To learn more about which services support resource policies, refer to AWS services that work with IAM.
Another type of resource which supports resource policies is VPC endpoints. As mentioned above, VPC endpoints provide private access in your VPC to many AWS services. You're able to control access to services by attaching a policy, referred to as an "endpoint policy", to the endpoint. Endpoint policies allow fine-grained access control based on the IAM principal (the user or role), the resource being accessed, the action being taken, and IAM conditions such as source IP address. VPC endpoints are a powerful melding of network-centric functionality and IAM-centric access control.
Endpoint policies are the third type of policy mentioned so far. In the case where a resource such as a KMS key is being accessed via a VPC endpoint, the policy assigned to the calling user or role, the VPC endpoint policy, and the resource policy attached to the key must all allow access in order for access to be granted.
Network controls still have a place⌗
Should you eliminate your network-centric controls then? No, absolutely not.
In the diagram below, the user is making two requests: one is a call to the EC2
RunInstances API which is used to launch a compute instance and the second is a
request to a web server running on an EC2 instance in the VPC.
The API call is subject to IAM policy. The web request is not subject to IAM policy. Under the shared responsibility model, you are responsible for controlling access to your applications and data. The software, data, and configuration within an EC2 instance must be secured by you and one of the ways you can do that is to use network-centric controls. Based on the need, the control being used could be one or more of: security groups, NACLs, or firewalls.
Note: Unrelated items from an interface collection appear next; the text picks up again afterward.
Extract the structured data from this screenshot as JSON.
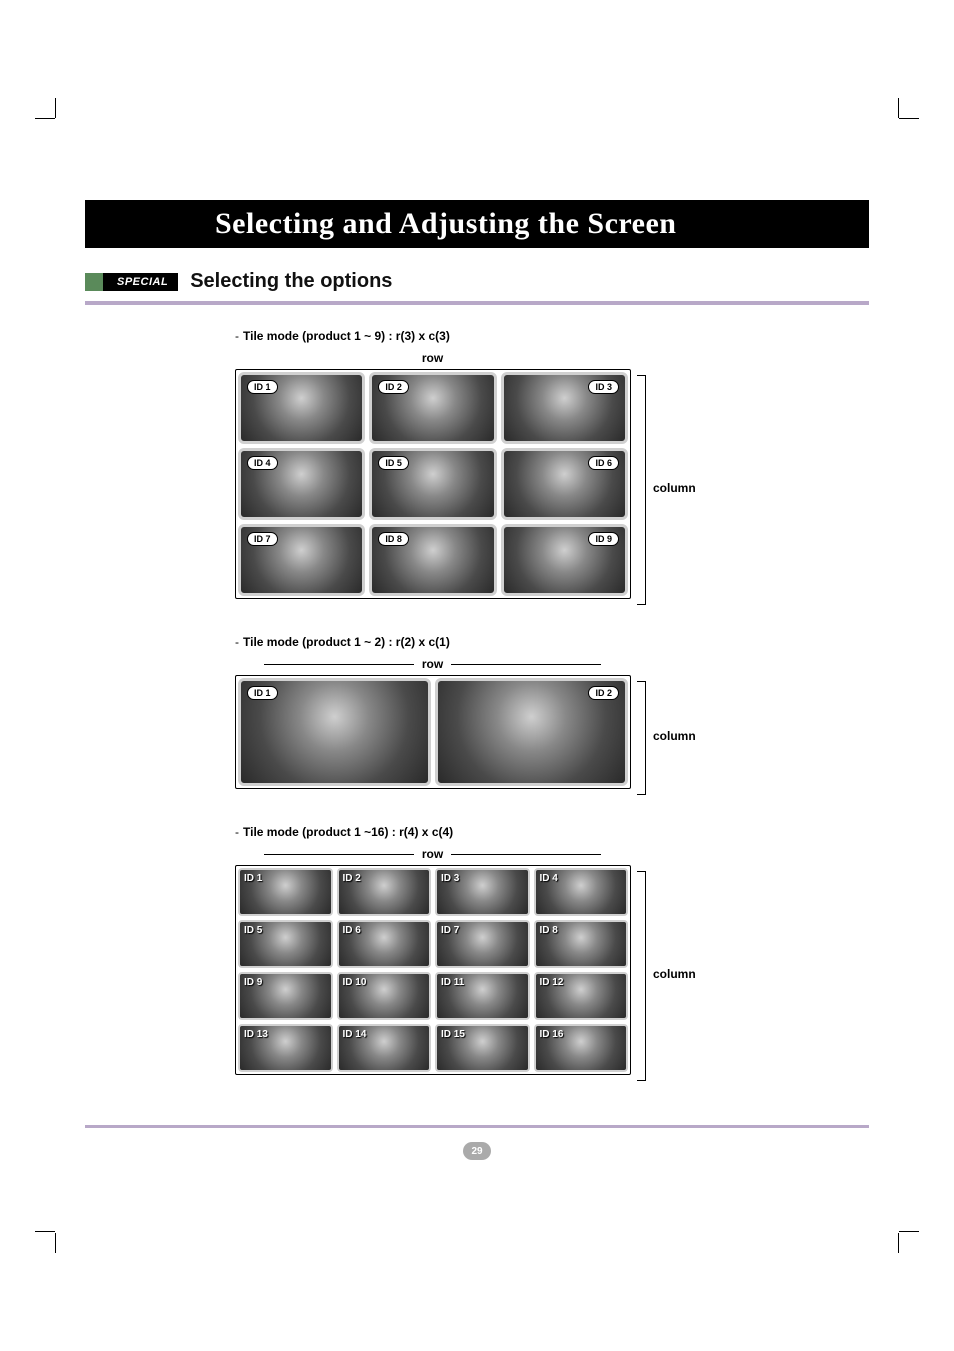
{
  "page": {
    "title": "Selecting and Adjusting the Screen",
    "special_badge": "SPECIAL",
    "subheading": "Selecting the options",
    "page_number": "29"
  },
  "sections": {
    "s1": {
      "caption": "Tile mode (product 1 ~ 9) : r(3) x c(3)",
      "row_label": "row",
      "col_label": "column",
      "ids": [
        "ID 1",
        "ID 2",
        "ID 3",
        "ID 4",
        "ID 5",
        "ID 6",
        "ID 7",
        "ID 8",
        "ID 9"
      ]
    },
    "s2": {
      "caption": "Tile mode (product 1 ~ 2) : r(2) x c(1)",
      "row_label": "row",
      "col_label": "column",
      "ids": [
        "ID 1",
        "ID 2"
      ]
    },
    "s3": {
      "caption": "Tile mode (product 1 ~16) : r(4) x c(4)",
      "row_label": "row",
      "col_label": "column",
      "ids": [
        "ID 1",
        "ID 2",
        "ID 3",
        "ID 4",
        "ID 5",
        "ID 6",
        "ID 7",
        "ID 8",
        "ID 9",
        "ID 10",
        "ID 11",
        "ID 12",
        "ID 13",
        "ID 14",
        "ID 15",
        "ID 16"
      ]
    }
  }
}
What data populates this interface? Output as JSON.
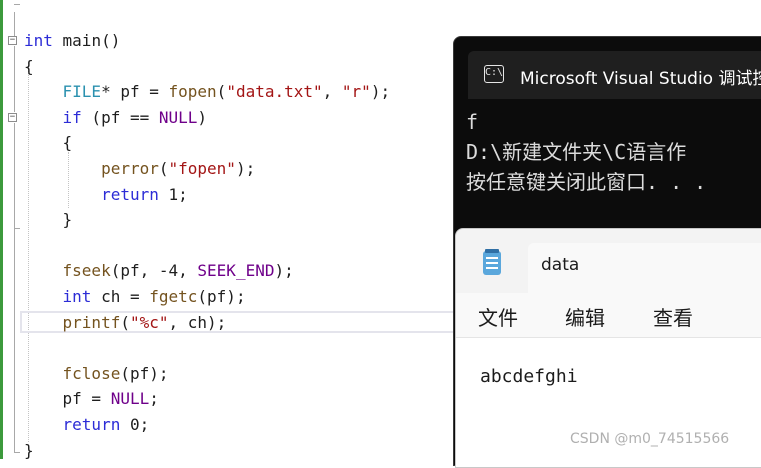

Depending on the AWS service being used, the line between you and AWS in the shared responsibility model can move up, allowing you to offload more responsibility to AWS. A good example of when the line moves up is when using Amazon Relational Database Service (RDS). Unlike EC2 instances, AWS manages the software inside RDS instances. However, security is still a shared responsibility. Refer to the RDS documentation for information on how to apply the shared responsibility model to RDS.
Network-centric controls, such as firewalls, aren't able to cover the entire surface of the public cloud and are therefore inadequate at defining "the perimeter" in the cloud. AWS IAM allows you to define and manage access policies on identities, such as users and roles, and resources, such as S3 buckets, KMS keys, and VPC endpoints. These policies govern access to your resources and data and, when considered as part of the shared responsibility model, enable you to manage a more realistic security perimeter, one based on identities and their access and not on purely network-centric properties such as IP addresses.
Because of the importance of IAM in defining the perimeter, it's critical to understand how to create IAM policies and understand where they can be applied. To help you increase your understanding, I recommend reading the articles below.
- Five Functional Facts about AWS Identity and Access Management (this blog)
- Five Functional Facts about AWS Service Control Policies (this blog)
- Building a Data Perimeter on AWS (AWS paper)
- AWS IAM policy evaluation logic (AWS documentation)
- Reduce Cost and Increase Security with Amazon VPC Endpoints (AWS blog)
Disclaimer: The opinions and information expressed in this blog article are my own and not necessarily those of Amazon Web Services or Amazon, Inc.